→ **Task requirements**
Nothing belongs in the answer except the lines of the material that include "http".

─── Source material

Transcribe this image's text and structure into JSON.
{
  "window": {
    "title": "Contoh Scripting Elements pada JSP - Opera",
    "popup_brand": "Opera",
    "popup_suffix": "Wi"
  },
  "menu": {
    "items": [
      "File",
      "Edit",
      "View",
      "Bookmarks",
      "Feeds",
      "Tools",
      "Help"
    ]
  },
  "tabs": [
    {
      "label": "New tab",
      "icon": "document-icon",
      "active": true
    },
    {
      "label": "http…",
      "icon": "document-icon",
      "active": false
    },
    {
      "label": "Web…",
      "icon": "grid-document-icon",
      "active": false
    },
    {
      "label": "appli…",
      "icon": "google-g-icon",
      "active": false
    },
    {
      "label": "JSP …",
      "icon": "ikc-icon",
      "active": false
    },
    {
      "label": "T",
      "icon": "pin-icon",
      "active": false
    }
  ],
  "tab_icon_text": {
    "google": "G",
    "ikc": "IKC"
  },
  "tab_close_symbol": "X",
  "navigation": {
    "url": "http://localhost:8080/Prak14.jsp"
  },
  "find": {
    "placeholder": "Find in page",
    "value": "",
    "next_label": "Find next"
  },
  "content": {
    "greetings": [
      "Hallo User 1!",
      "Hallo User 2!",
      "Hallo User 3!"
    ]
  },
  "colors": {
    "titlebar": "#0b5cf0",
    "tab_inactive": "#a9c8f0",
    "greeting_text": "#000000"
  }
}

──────

→ **Solution below**
      "label": "http…",
    "url": "http://localhost:8080/Prak14.jsp"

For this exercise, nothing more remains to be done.